By Natalie Lord
We’ve explored the concept of blockchain in general and acknowledged that it has the potential to revolutionise the banking industry. This week we continue to look at the specifics of how and where this could happen with clearance and settlements systems.
Blockchain technology offers an economical yet highly secure method of sending payments that eliminates the need for verification from third parties and beats processing times for traditional bank transfers. The fact that an average bank transfer takes three days to settle has a lot to do with the way our financial infrastructure was built.
It’s not just frustrating for the consumer, moving money around the world is a logistical challenge for the banks themselves. A simple bank transfer from one account to another has to bypass a complicated system of intermediaries, from correspondent banks to custodial services, before it reaches its final destination. The two bank balances have to be reconciled across a global financial system, comprised of a wide network of traders, funds, asset managers and more.
If you want to send money from a UnicaCredit Banca account in Italy to a Wells Fargo account in the US, the transfer will be executed through the Society for Worldwide Interbank Financial Communication (SWIFT), which send 24 million messages a day for 10,000 financial institutions.

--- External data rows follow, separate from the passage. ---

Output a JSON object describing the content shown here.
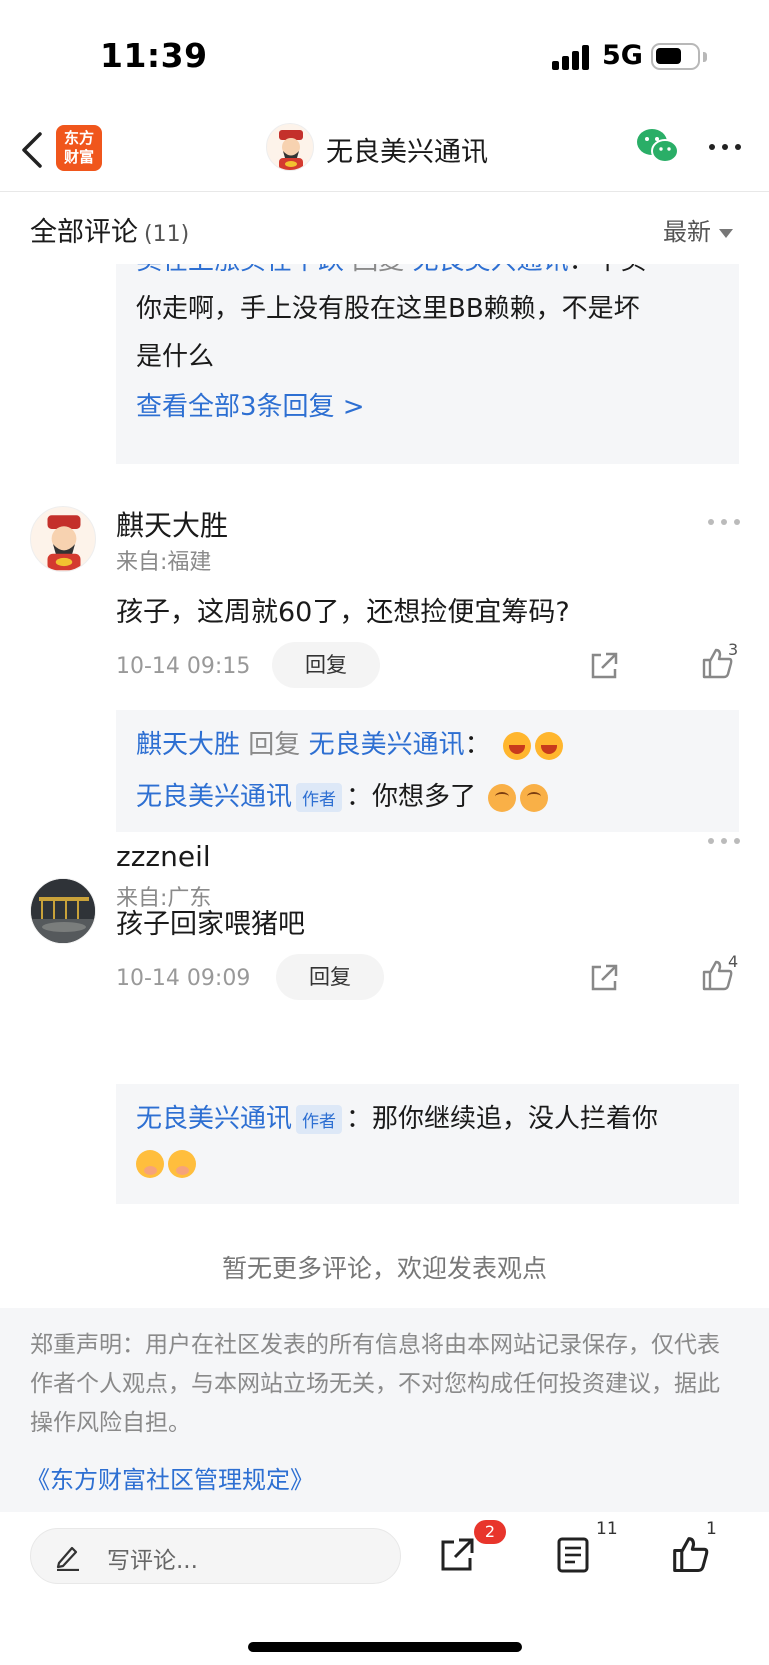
{
  "status_bar": {
    "time": "11:39",
    "network": "5G"
  },
  "nav": {
    "title": "无良美兴通讯",
    "brand_logo_line1": "东方",
    "brand_logo_line2": "财富",
    "icons": [
      "back-icon",
      "wechat-icon",
      "more-icon"
    ]
  },
  "comments_header": {
    "title": "全部评论",
    "count": "(11)",
    "sort_label": "最新"
  },
  "truncated_reply": {
    "user": "卖在上涨买在下跌",
    "action": "回复",
    "target": "无良美兴通讯",
    "colon": "：",
    "text_line1": "不买",
    "text_line2": "你走啊，手上没有股在这里BB赖赖，不是坏",
    "text_line3": "是什么",
    "view_all": "查看全部3条回复 >"
  },
  "comments": [
    {
      "username": "麒天大胜",
      "location": "来自:福建",
      "text": "孩子，这周就60了，还想捡便宜筹码?",
      "time": "10-14 09:15",
      "reply_label": "回复",
      "likes": "3",
      "replies": [
        {
          "user": "麒天大胜",
          "action": "回复",
          "target": "无良美兴通讯",
          "colon": "：",
          "emoji": [
            "laugh-emoji",
            "laugh-emoji"
          ]
        },
        {
          "user": "无良美兴通讯",
          "tag": "作者",
          "colon": "：",
          "text": "你想多了",
          "emoji": [
            "dizzy-emoji",
            "dizzy-emoji"
          ]
        }
      ]
    },
    {
      "username": "zzzneil",
      "location": "来自:广东",
      "text": "孩子回家喂猪吧",
      "time": "10-14 09:09",
      "reply_label": "回复",
      "likes": "4",
      "replies": [
        {
          "user": "无良美兴通讯",
          "tag": "作者",
          "colon": "：",
          "text": "那你继续追，没人拦着你",
          "emoji": [
            "hush-emoji",
            "hush-emoji"
          ]
        }
      ]
    }
  ],
  "no_more_text": "暂无更多评论，欢迎发表观点",
  "disclaimer": {
    "text": "郑重声明：用户在社区发表的所有信息将由本网站记录保存，仅代表作者个人观点，与本网站立场无关，不对您构成任何投资建议，据此操作风险自担。",
    "link": "《东方财富社区管理规定》"
  },
  "bottom_bar": {
    "input_placeholder": "写评论...",
    "share_badge": "2",
    "comment_count": "11",
    "like_count": "1"
  },
  "colors": {
    "link_blue": "#2d6fd2",
    "brand_orange": "#f0561c",
    "badge_red": "#e8352c",
    "wechat_green": "#2aae67"
  }
}
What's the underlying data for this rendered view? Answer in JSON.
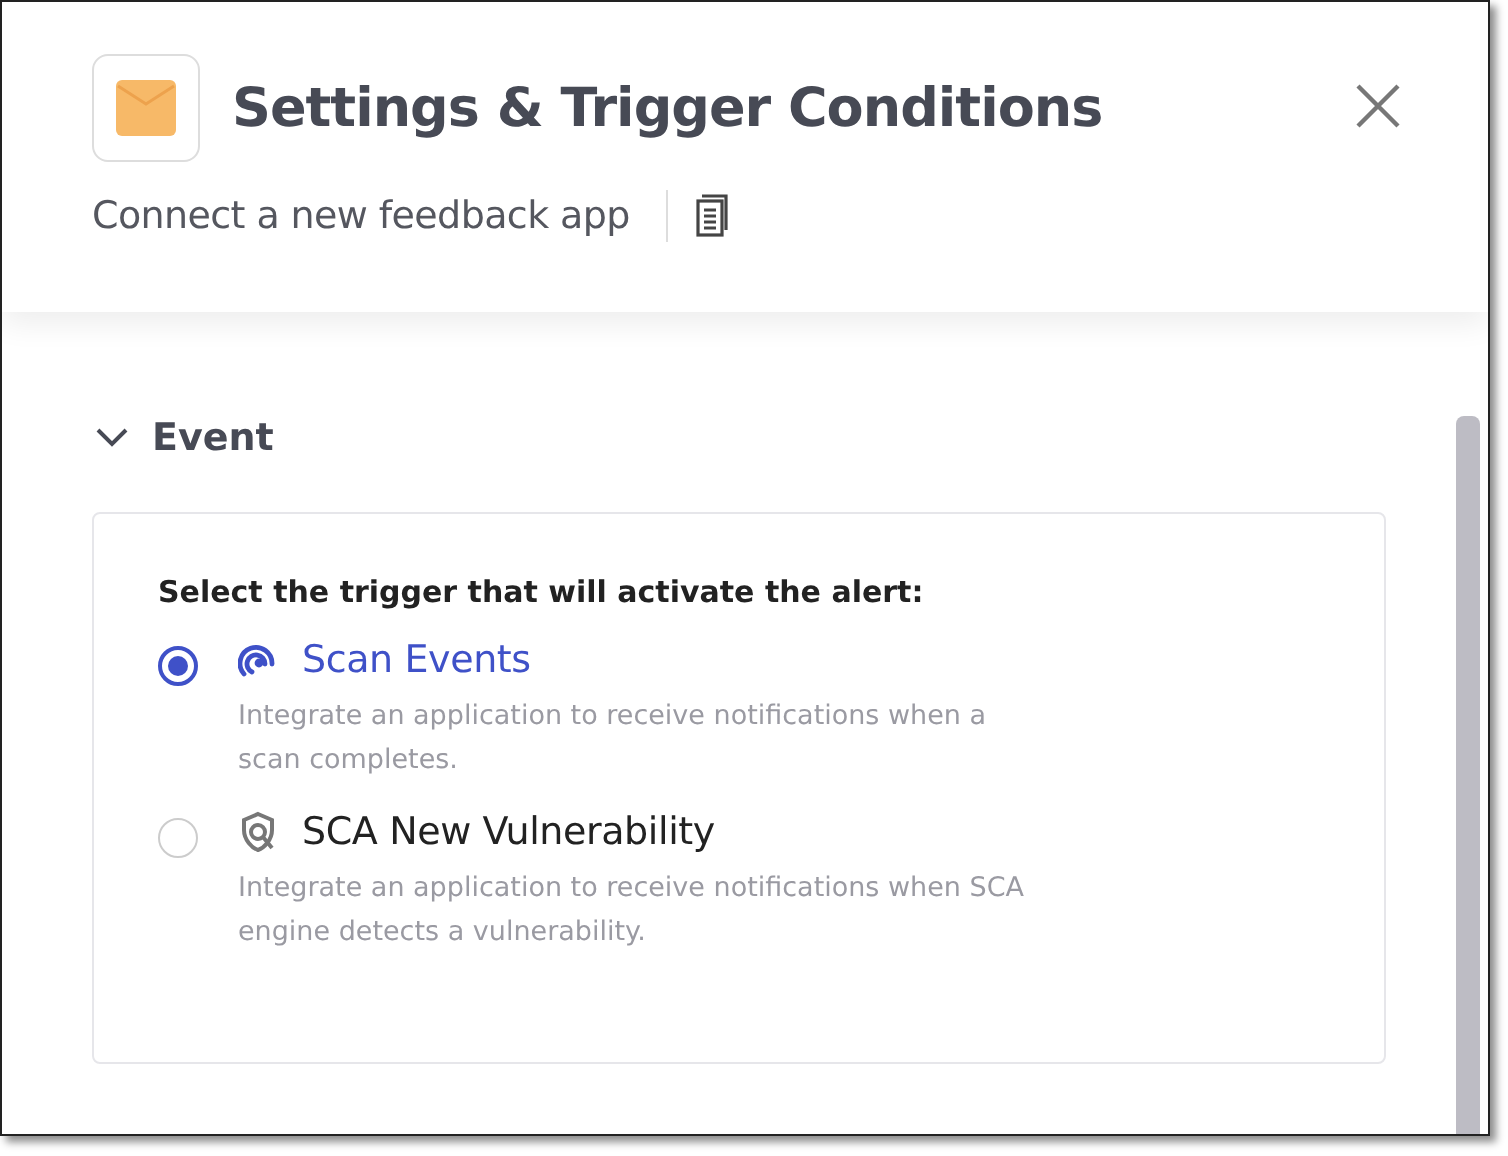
{
  "dialog": {
    "title": "Settings & Trigger Conditions",
    "subtitle": "Connect a new feedback app"
  },
  "section": {
    "title": "Event",
    "expanded": true,
    "prompt": "Select the trigger that will activate the alert:",
    "options": [
      {
        "label": "Scan Events",
        "description": "Integrate an application to receive notifications when a scan completes.",
        "selected": true
      },
      {
        "label": "SCA New Vulnerability",
        "description": "Integrate an application to receive notifications when SCA engine detects a vulnerability.",
        "selected": false
      }
    ]
  }
}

Because UnicaCredit Banka and Wells Fargo don’t have an established financial relationship, they have to search the SWIFT network for a correspondent bank that has a relationship with both banks and can settle the transaction for a fee. Each correspondent bank maintains different ledgers, at the originating bank and the receiving bank, which means that these different ledgers have to be reconciled at the end of the day.
The centralized SWIFT protocol doesn’t actually send the funds, it simply sends the payment orders. The actual money is then processed through a system of intermediaries. Each intermediary adds additional cost to the transaction and creates a potential point of failure. Approximately 60% of B2B payments require manual intervention, taking an average of between 15-20 minutes every time.
Blockchain technology, which serves as a decentralized “ledger” of transactions, could disrupt this state of play. Rather than using SWIFT to reconcile each financial institution’s ledger, an interbank blockchain could keep track of all transactions publicly and transparently. That means that instead of having to rely on a network of custodial services and correspondent banks, transactions could be settled directly on a public blockchain.
Further, blockchain technology allows for “atomic” transactions, or transactions that clear and settle when a payment is made. This is in contrast to current banking systems, which clear and settle a transaction days after a payment.
To start with this would help ease the costs of maintaining a global network of correspondent banks, but further, banks have estimated that blockchain innovation could cut at least US$20 billion worth of costs from the financial sector by providing better infrastructure for clearance and settlements.
Ripple, an enterprise blockchain services provider, is the most prominent player working on clearance and settlement. While the company is best known for its associated cryptocurrency XRP; Ripple itself is creating blockchain-based solutions for banks to use for clearance and settlement.
SWIFT messages are one-way, much like emails, which mean that transactions can’t be settled until each party has screened the transaction. By integrating directly with a bank’s existing databases and ledgers, Ripple’s xCurrent product provides banks with a faster, two-way communication protocol that permits real-time messaging and settlement. Ripple currently has over 100 customers signed up to experiment with its blockchain network.
R3 is another major player working on distributed ledger technology for banks. It raised US$107 million in May 2017 from a consortium of banks like Bank of America Merrill Lynch and HSBC.
Blockchain projects are doing more than just making existing processes more efficient, they’re creating entirely new types of financial activity. Next week we’ll look at how this is taking effect in the fundraising space.